First, let me say I’ve never had a cold that lasted as long as this one has (more than a week.) But by Saturday, it had been around for 6 days and I was feeling better and better. I was even well enough to meet Scott for a couple of drinks on Friday night. And it was only a 5K – this would be a breeze. I’m a marathoner; I can run a 5K in my sleep. Right?
But the morning of I was still stuffy and feeling “off.” A quick stop at Harris Teeter for Dayquil on the way to the race would fix that. I should probably say I’d been taking Dayquil all week. This would be the third small bottle I was purchasing. I told Jeff I’m surprised my pores aren’t oozing orange, that I seriously never ever wanted to take Dayquil again.
I should tell you what the directions say regarding the amount of dayquil I’m supposed to take:
|Adults and children 12 years and over||2 TBSP (30 ml) every 4 hours|
Now I’ll tell you what I understood the directions to say on the first day when I was really sick and trying to read them:
|Adults and children 12 years and over||2 Dose cups (30 ml) every 4 hours|
I thought I was supposed to take two of the little plastic cups that come with the bottle every 4 hours. Not two tablespoons, which would have been one dose cup. Luckily, I wasn’t actually taking the stuff every four hours. I was only taking it about 3 times a day, which it turns out, equaled the maximum for the day, which is 6 doses a day.
But of course, I didn’t know any of this yet, so as I’m about to run a 5K, I sucked down two doses of the stuff.
The last time I ran a 5K was in October, the same day I ran a half marathon, and it had gone by so fast. So I was cocky. I was thinking of the first 3 miles of the marathon and how fast those went by. This would be a breeze, sick or not.
I sucked down as much water as I could, as I had been dehydrated all week, and I went out to run a little race.
There was a reason Scott signed me up for this particular race. This was the Get Your Rear in Gear 5K colon cancer awareness race. And Scott’s college roommate, Chris, died of colon cancer a few years ago. So Scott assembled a team to run in Chris’ memory (my friend Chris and I even made a graphic for a T-shirt in his friend Chris’ honor). I got to meet Scott’s mom, a cancer survivor herself, and my only regret for that day is I didn’t get to spend more time talking to her. She was so amazing!

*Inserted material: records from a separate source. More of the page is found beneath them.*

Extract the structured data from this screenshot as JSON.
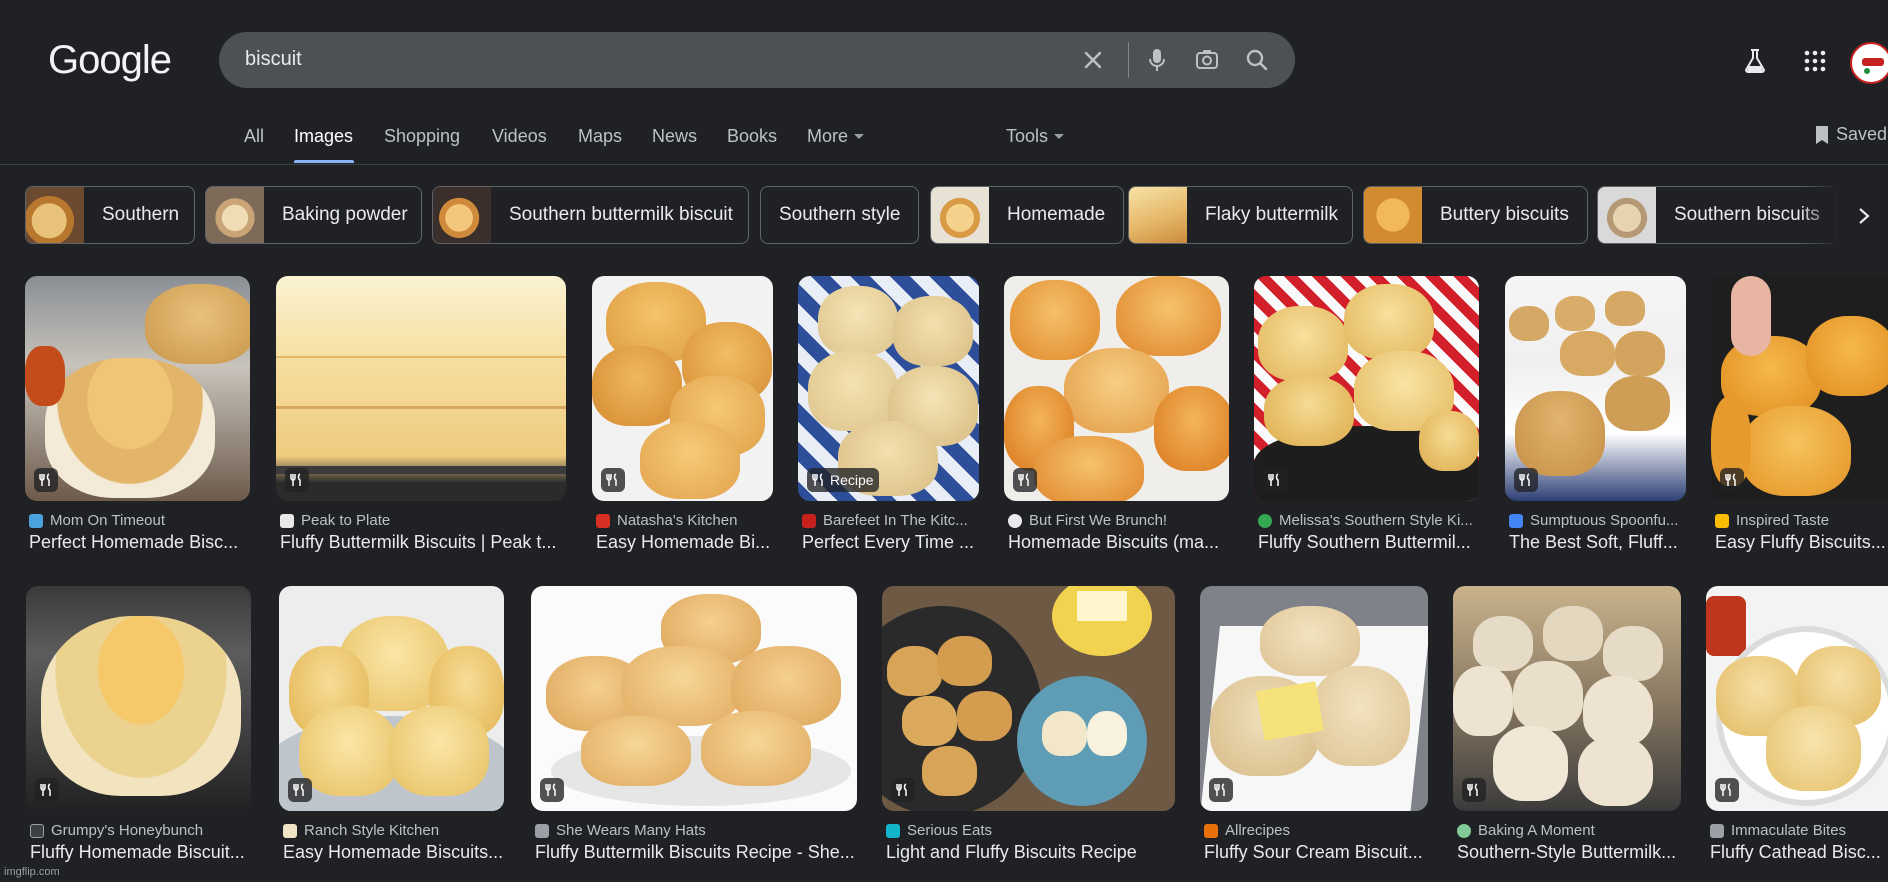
{
  "logo": "Google",
  "search": {
    "query": "biscuit"
  },
  "tabs": [
    {
      "label": "All"
    },
    {
      "label": "Images"
    },
    {
      "label": "Shopping"
    },
    {
      "label": "Videos"
    },
    {
      "label": "Maps"
    },
    {
      "label": "News"
    },
    {
      "label": "Books"
    },
    {
      "label": "More"
    }
  ],
  "tools_label": "Tools",
  "saved_label": "Saved",
  "chips": [
    {
      "label": "Southern"
    },
    {
      "label": "Baking powder"
    },
    {
      "label": "Southern buttermilk biscuit"
    },
    {
      "label": "Southern style"
    },
    {
      "label": "Homemade"
    },
    {
      "label": "Flaky buttermilk"
    },
    {
      "label": "Buttery biscuits"
    },
    {
      "label": "Southern biscuits"
    }
  ],
  "results_row1": [
    {
      "source": "Mom On Timeout",
      "title": "Perfect Homemade Bisc...",
      "badge": "",
      "fav_color": "#4aa3df"
    },
    {
      "source": "Peak to Plate",
      "title": "Fluffy Buttermilk Biscuits | Peak t...",
      "badge": "",
      "fav_color": "#e8e8e8"
    },
    {
      "source": "Natasha's Kitchen",
      "title": "Easy Homemade Bi...",
      "badge": "",
      "fav_color": "#d93025"
    },
    {
      "source": "Barefeet In The Kitc...",
      "title": "Perfect Every Time ...",
      "badge": "Recipe",
      "fav_color": "#c5221f"
    },
    {
      "source": "But First We Brunch!",
      "title": "Homemade Biscuits (ma...",
      "badge": "",
      "fav_color": "#e8eaed"
    },
    {
      "source": "Melissa's Southern Style Ki...",
      "title": "Fluffy Southern Buttermil...",
      "badge": "",
      "fav_color": "#34a853"
    },
    {
      "source": "Sumptuous Spoonfu...",
      "title": "The Best Soft, Fluff...",
      "badge": "",
      "fav_color": "#4285f4"
    },
    {
      "source": "Inspired Taste",
      "title": "Easy Fluffy Biscuits...",
      "badge": "",
      "fav_color": "#fbbc04"
    }
  ],
  "results_row2": [
    {
      "source": "Grumpy's Honeybunch",
      "title": "Fluffy Homemade Biscuit...",
      "badge": "",
      "fav_color": "#3c4043"
    },
    {
      "source": "Ranch Style Kitchen",
      "title": "Easy Homemade Biscuits...",
      "badge": "",
      "fav_color": "#f1e3c6"
    },
    {
      "source": "She Wears Many Hats",
      "title": "Fluffy Buttermilk Biscuits Recipe - She...",
      "badge": "",
      "fav_color": "#9aa0a6"
    },
    {
      "source": "Serious Eats",
      "title": "Light and Fluffy Biscuits Recipe",
      "badge": "",
      "fav_color": "#12b5cb"
    },
    {
      "source": "Allrecipes",
      "title": "Fluffy Sour Cream Biscuit...",
      "badge": "",
      "fav_color": "#e8710a"
    },
    {
      "source": "Baking A Moment",
      "title": "Southern-Style Buttermilk...",
      "badge": "",
      "fav_color": "#81c995"
    },
    {
      "source": "Immaculate Bites",
      "title": "Fluffy Cathead Bisc...",
      "badge": "",
      "fav_color": "#9aa0a6"
    }
  ],
  "watermark": "imgflip.com",
  "colors": {
    "background": "#202124",
    "searchbar": "#4d5156",
    "accent": "#8ab4f8"
  }
}
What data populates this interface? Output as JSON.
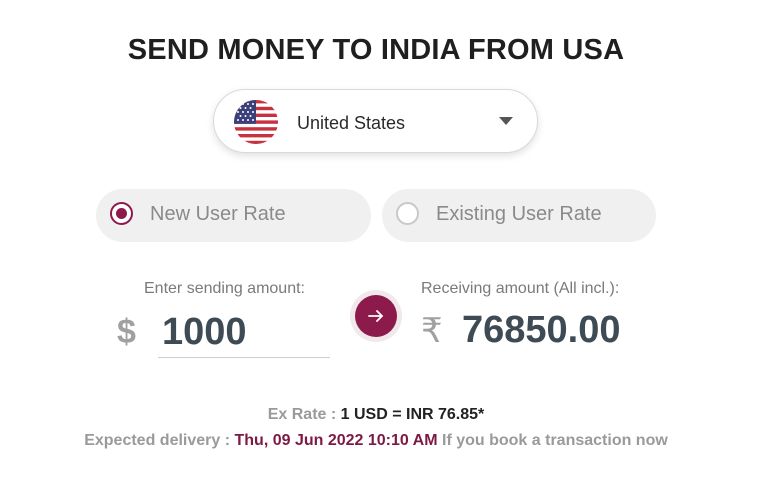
{
  "title": "SEND MONEY TO INDIA FROM USA",
  "country_select": {
    "selected": "United States",
    "flag_icon": "us-flag-icon",
    "caret_icon": "chevron-down-icon"
  },
  "rate_options": {
    "new_user": {
      "label": "New User Rate",
      "selected": true
    },
    "existing_user": {
      "label": "Existing User Rate",
      "selected": false
    }
  },
  "send": {
    "label": "Enter sending amount:",
    "currency_symbol": "$",
    "amount": "1000"
  },
  "receive": {
    "label": "Receiving amount (All incl.):",
    "currency_symbol": "₹",
    "amount": "76850.00"
  },
  "convert_icon": "arrow-right-icon",
  "ex_rate": {
    "label": "Ex Rate :",
    "value": "1 USD = INR 76.85*"
  },
  "delivery": {
    "label": "Expected delivery :",
    "date": "Thu, 09 Jun 2022 10:10 AM",
    "suffix": "If you book a transaction now"
  },
  "colors": {
    "accent": "#8c1a4a",
    "amount_text": "#3e4a54",
    "pill_bg": "#f0f0f0"
  }
}
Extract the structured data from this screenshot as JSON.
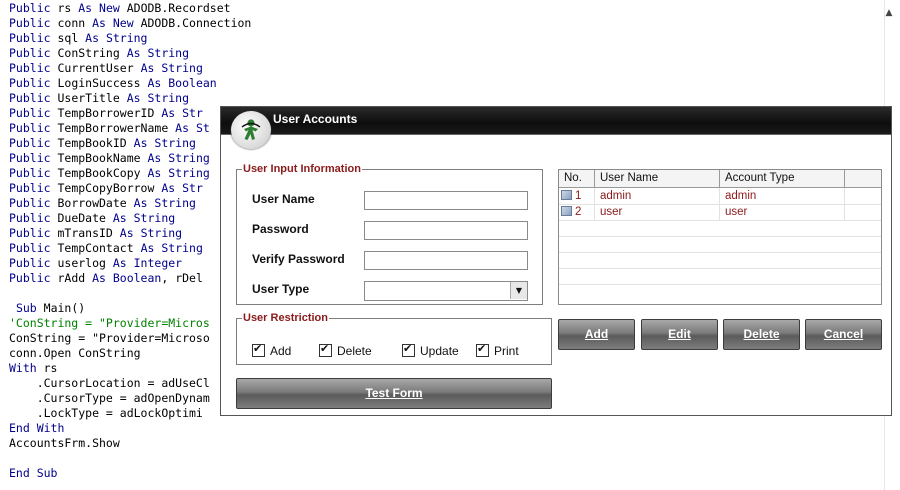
{
  "code": {
    "lines": [
      [
        [
          "kw",
          "Public"
        ],
        [
          "t",
          " rs "
        ],
        [
          "kw",
          "As New"
        ],
        [
          "t",
          " ADODB.Recordset"
        ]
      ],
      [
        [
          "kw",
          "Public"
        ],
        [
          "t",
          " conn "
        ],
        [
          "kw",
          "As New"
        ],
        [
          "t",
          " ADODB.Connection"
        ]
      ],
      [
        [
          "kw",
          "Public"
        ],
        [
          "t",
          " sql "
        ],
        [
          "kw",
          "As String"
        ]
      ],
      [
        [
          "kw",
          "Public"
        ],
        [
          "t",
          " ConString "
        ],
        [
          "kw",
          "As String"
        ]
      ],
      [
        [
          "kw",
          "Public"
        ],
        [
          "t",
          " CurrentUser "
        ],
        [
          "kw",
          "As String"
        ]
      ],
      [
        [
          "kw",
          "Public"
        ],
        [
          "t",
          " LoginSuccess "
        ],
        [
          "kw",
          "As Boolean"
        ]
      ],
      [
        [
          "kw",
          "Public"
        ],
        [
          "t",
          " UserTitle "
        ],
        [
          "kw",
          "As String"
        ]
      ],
      [
        [
          "kw",
          "Public"
        ],
        [
          "t",
          " TempBorrowerID "
        ],
        [
          "kw",
          "As Str"
        ]
      ],
      [
        [
          "kw",
          "Public"
        ],
        [
          "t",
          " TempBorrowerName "
        ],
        [
          "kw",
          "As St"
        ]
      ],
      [
        [
          "kw",
          "Public"
        ],
        [
          "t",
          " TempBookID "
        ],
        [
          "kw",
          "As String"
        ]
      ],
      [
        [
          "kw",
          "Public"
        ],
        [
          "t",
          " TempBookName "
        ],
        [
          "kw",
          "As String"
        ]
      ],
      [
        [
          "kw",
          "Public"
        ],
        [
          "t",
          " TempBookCopy "
        ],
        [
          "kw",
          "As String"
        ]
      ],
      [
        [
          "kw",
          "Public"
        ],
        [
          "t",
          " TempCopyBorrow "
        ],
        [
          "kw",
          "As Str"
        ]
      ],
      [
        [
          "kw",
          "Public"
        ],
        [
          "t",
          " BorrowDate "
        ],
        [
          "kw",
          "As String"
        ]
      ],
      [
        [
          "kw",
          "Public"
        ],
        [
          "t",
          " DueDate "
        ],
        [
          "kw",
          "As String"
        ]
      ],
      [
        [
          "kw",
          "Public"
        ],
        [
          "t",
          " mTransID "
        ],
        [
          "kw",
          "As String"
        ]
      ],
      [
        [
          "kw",
          "Public"
        ],
        [
          "t",
          " TempContact "
        ],
        [
          "kw",
          "As String"
        ]
      ],
      [
        [
          "kw",
          "Public"
        ],
        [
          "t",
          " userlog "
        ],
        [
          "kw",
          "As Integer"
        ]
      ],
      [
        [
          "kw",
          "Public"
        ],
        [
          "t",
          " rAdd "
        ],
        [
          "kw",
          "As Boolean"
        ],
        [
          "t",
          ", rDel"
        ]
      ],
      [],
      [
        [
          "t",
          " "
        ],
        [
          "kw",
          "Sub"
        ],
        [
          "t",
          " Main()"
        ]
      ],
      [
        [
          "cm",
          "'ConString = \"Provider=Micros"
        ]
      ],
      [
        [
          "t",
          "ConString = \"Provider=Microso"
        ]
      ],
      [
        [
          "t",
          "conn.Open ConString"
        ]
      ],
      [
        [
          "kw",
          "With"
        ],
        [
          "t",
          " rs"
        ]
      ],
      [
        [
          "t",
          "    .CursorLocation = adUseCl"
        ]
      ],
      [
        [
          "t",
          "    .CursorType = adOpenDynam"
        ]
      ],
      [
        [
          "t",
          "    .LockType = adLockOptimi"
        ]
      ],
      [
        [
          "kw",
          "End With"
        ]
      ],
      [
        [
          "t",
          "AccountsFrm.Show"
        ]
      ],
      [],
      [
        [
          "kw",
          "End Sub"
        ]
      ]
    ]
  },
  "window": {
    "title": "User Accounts"
  },
  "input_group": {
    "legend": "User Input Information",
    "username_label": "User Name",
    "username_value": "",
    "password_label": "Password",
    "password_value": "",
    "verify_label": "Verify Password",
    "verify_value": "",
    "usertype_label": "User Type",
    "usertype_value": ""
  },
  "restriction_group": {
    "legend": "User Restriction",
    "items": [
      {
        "label": "Add",
        "checked": true
      },
      {
        "label": "Delete",
        "checked": true
      },
      {
        "label": "Update",
        "checked": true
      },
      {
        "label": "Print",
        "checked": true
      }
    ]
  },
  "grid": {
    "columns": [
      "No.",
      "User Name",
      "Account Type"
    ],
    "rows": [
      {
        "no": "1",
        "username": "admin",
        "type": "admin"
      },
      {
        "no": "2",
        "username": "user",
        "type": "user"
      }
    ]
  },
  "buttons": {
    "add": "Add",
    "edit": "Edit",
    "delete": "Delete",
    "cancel": "Cancel",
    "test_form": "Test Form"
  }
}
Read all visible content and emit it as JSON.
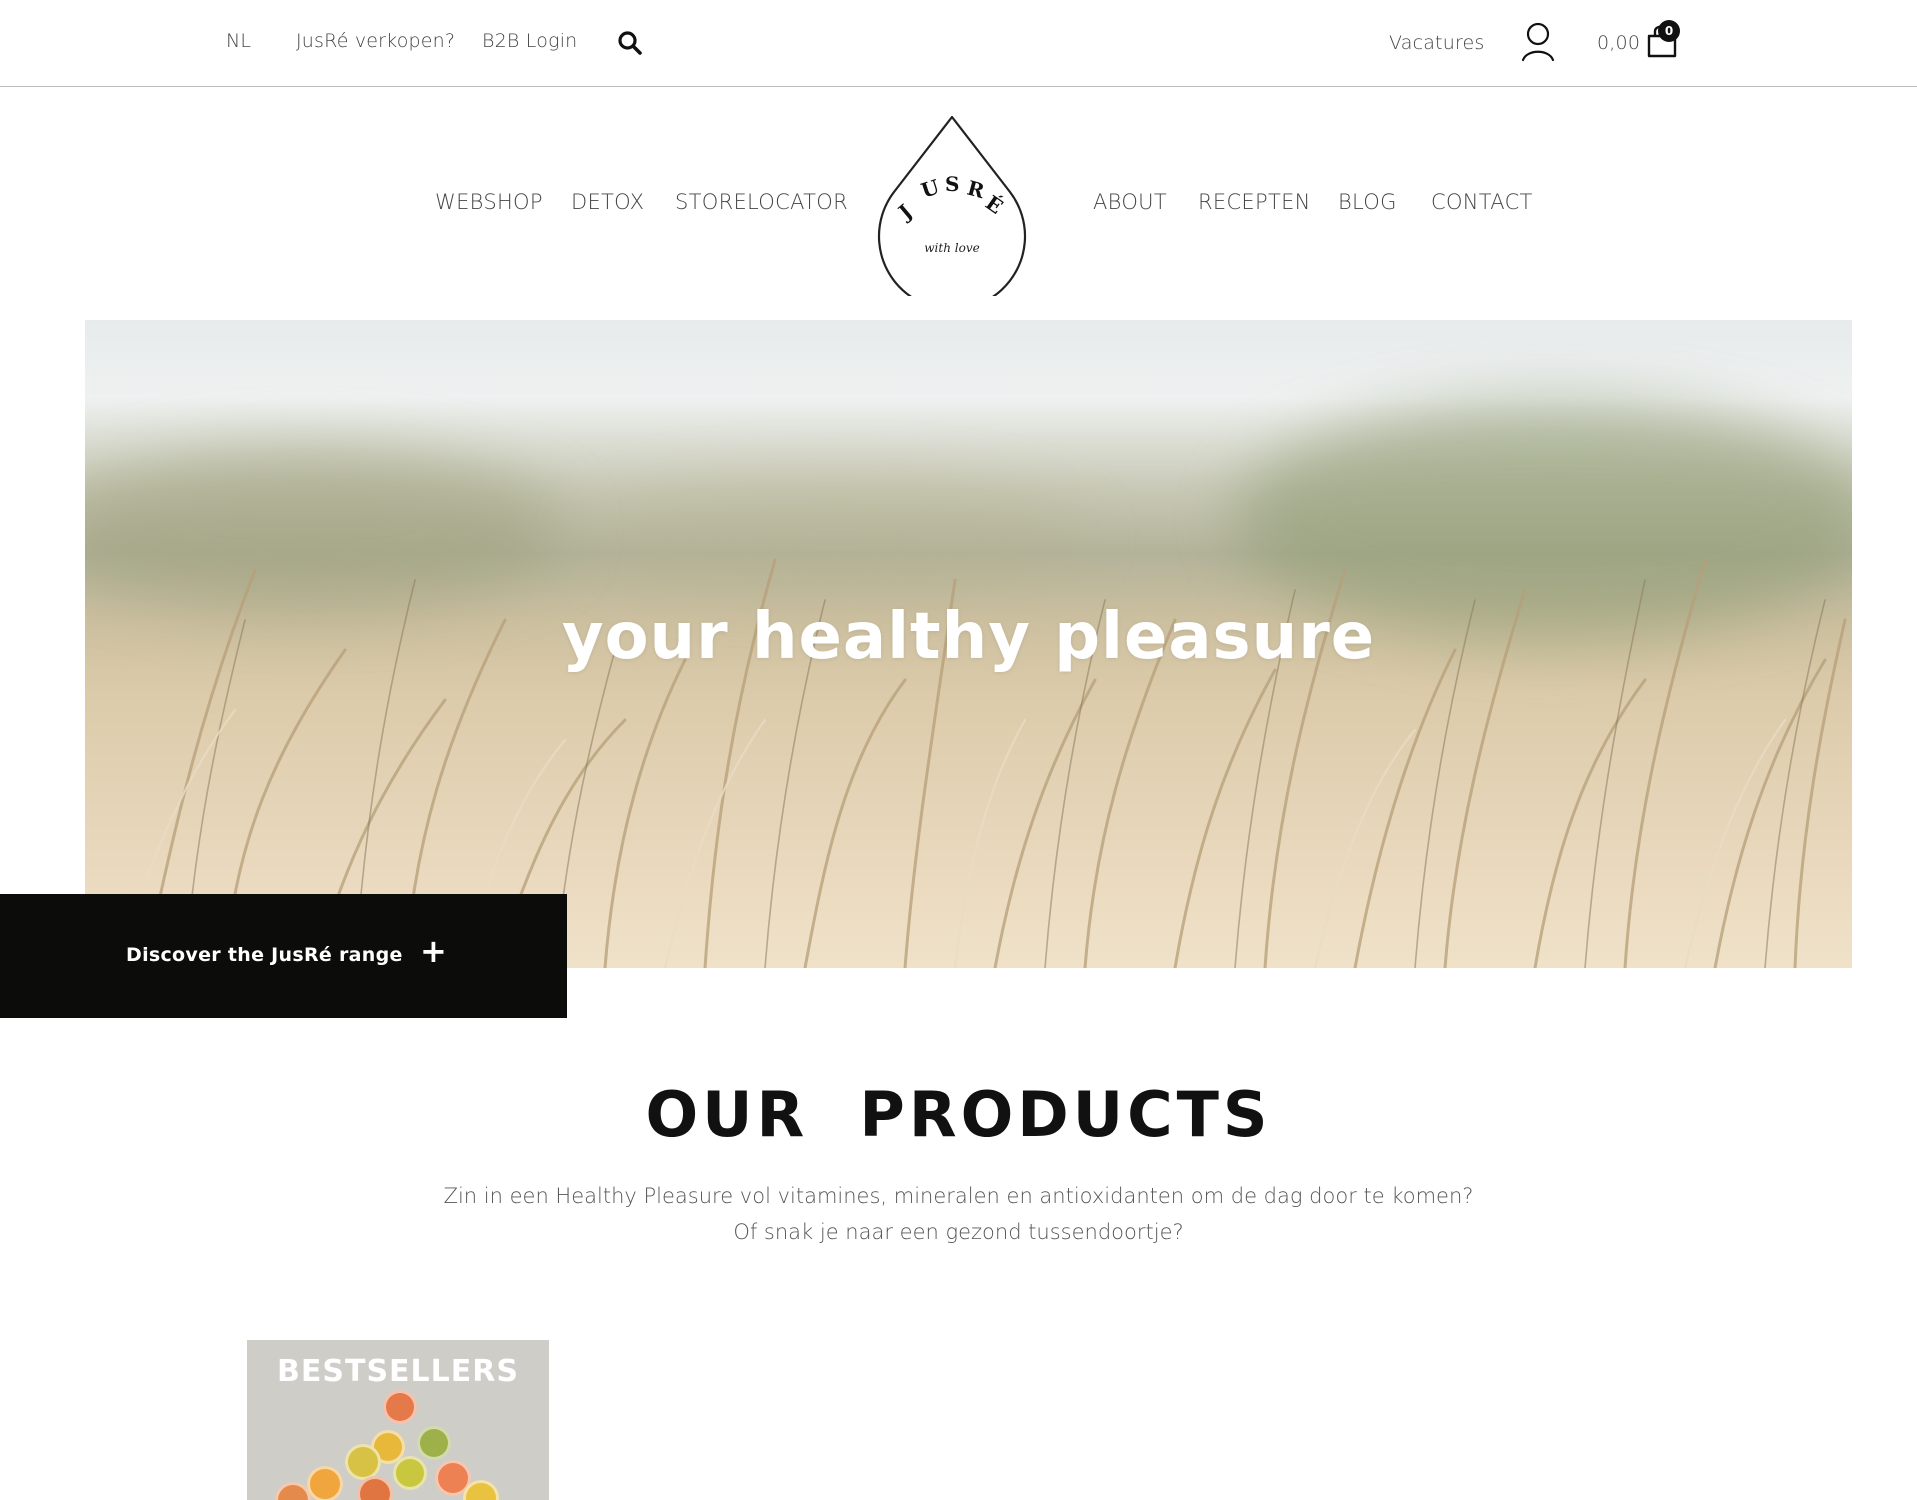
{
  "topbar": {
    "lang": "NL",
    "sell": "JusRé verkopen?",
    "b2b": "B2B Login",
    "vacatures": "Vacatures",
    "cart_total": "0,00",
    "cart_count": "0"
  },
  "nav": {
    "left": [
      "WEBSHOP",
      "DETOX",
      "STORELOCATOR"
    ],
    "right": [
      "ABOUT",
      "RECEPTEN",
      "BLOG",
      "CONTACT"
    ]
  },
  "logo": {
    "brand": "JUSRÉ",
    "tagline": "with love"
  },
  "hero": {
    "title": "your healthy pleasure"
  },
  "discover": {
    "label": "Discover the JusRé range",
    "plus": "+"
  },
  "products": {
    "title": "OUR  PRODUCTS",
    "line1": "Zin in een Healthy Pleasure vol vitamines, mineralen en antioxidanten om de dag door te komen?",
    "line2": "Of snak je naar een gezond tussendoortje?"
  },
  "cards": [
    {
      "label": "BESTSELLERS"
    }
  ],
  "icons": {
    "search": "search-icon",
    "user": "user-icon",
    "cart": "shopping-bag-icon",
    "plus": "plus-icon"
  }
}
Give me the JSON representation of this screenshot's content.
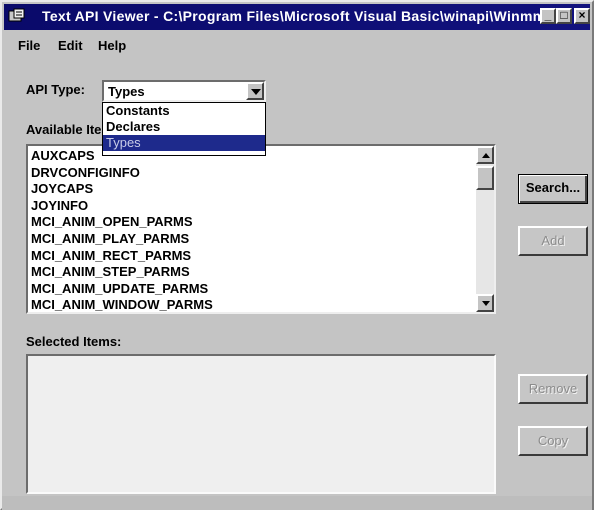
{
  "window": {
    "title": "Text API Viewer - C:\\Program Files\\Microsoft Visual Basic\\winapi\\Winmms..."
  },
  "titlebar_buttons": {
    "minimize": "_",
    "maximize": "□",
    "close": "×"
  },
  "menu": {
    "file": "File",
    "edit": "Edit",
    "help": "Help"
  },
  "api_type": {
    "label": "API Type:",
    "selected": "Types",
    "options": [
      "Constants",
      "Declares",
      "Types"
    ]
  },
  "available_items": {
    "label": "Available Ite",
    "items": [
      "AUXCAPS",
      "DRVCONFIGINFO",
      "JOYCAPS",
      "JOYINFO",
      "MCI_ANIM_OPEN_PARMS",
      "MCI_ANIM_PLAY_PARMS",
      "MCI_ANIM_RECT_PARMS",
      "MCI_ANIM_STEP_PARMS",
      "MCI_ANIM_UPDATE_PARMS",
      "MCI_ANIM_WINDOW_PARMS"
    ]
  },
  "selected_items": {
    "label": "Selected Items:"
  },
  "buttons": {
    "search": "Search...",
    "add": "Add",
    "remove": "Remove",
    "copy": "Copy"
  },
  "colors": {
    "titlebar": "#0a0a6a",
    "selection": "#1e2a8c",
    "face": "#c4c4c4"
  }
}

Talking aside, there was a race to be run. And I was determined to get a PR.
For those who don’t know, a PR is a personal record. And why would I be assuming I could set a PR while sick? Well, because my last 5K PR, 27:50, was set a year ago at a race in which I walked a lot. I was running 5K training runs easily in 25, 26 minutes these days, and I’d even pushed myself a couple of months ago to run 3 miles in 23 minutes on a treadmill. So beating my old record should be easy.
And for the first mile, it was. I ran it in 8:13. I wasn’t complaining about that! And I was feeling great.
But right after mile 1, there was a hill. In my marathon training days, I would have been a mild annoyance. But what it ended up being was a huge challenge. I wanted to walk. I didn’t. But I wanted to. And on top of that I was feeling this really odd feeling, as if I’d swallowed a bunch of water that then froze in my veins. It was cold outside, so I may have just been dethawing as my heart rate was climbing, but it felt weird, as if I was frozen on the inside. I wondered if the Dayquil was causing it.
The first hill disappeared only to have another hill appear close to it. And then another. And another. And another. I ran the second mile in 9:38. I could still make it up. My stomach was hurting a little. All the reason to run faster, right?
The third mile took me 9:36. I was pretty disappointed. But I reminded myself that I was sick, and that it really wasn’t a bad time, it just wasn’t my greatest time.
I finished the race with my watch showing 5K in 28:10. I’m not sure what the official time will be; I didn’t cross the start line right away and I didn’t start my watch until I crossed the start line, thinking my watch would equal my chip time. But I found out after the race they were only recording the finishing chip time, not the start. So my official time is probably even slower. If you’re not a runner, ignore this paragraph. It probably sounds like jibberish.
After the race I checked my stats and I was shocked to see my average heart rate was 175. Yikes! It is never that high. No wonder I felt so weird. And then Jeff told me that Dayquil has a stimulant in it that might have caused my heart rate to elevate. Let’s just say I likely won’t be taking Dayquil before a race again. I found out later that day that I’d been doubling my doses, which I’m sure didn’t help.
But overall, it felt so good to be back out there. This was my first race since December, and I really want to do more. I can’t wait to get out there and run a 5K when I’m in good health and blow the socks off of my times. And I was proud to get out there and run in the memory of Scott’s friend. There wasn’t a huge crowd out cheering, but the ones that were cheering seemed to be there for a reason. I thanked one lady for cheering as I ran by, and she responded, “No. Thank you for running.” The way she said it made me feel like this cause might be pretty close to home for her.
For that reason, I’d run it all over again, sick or not.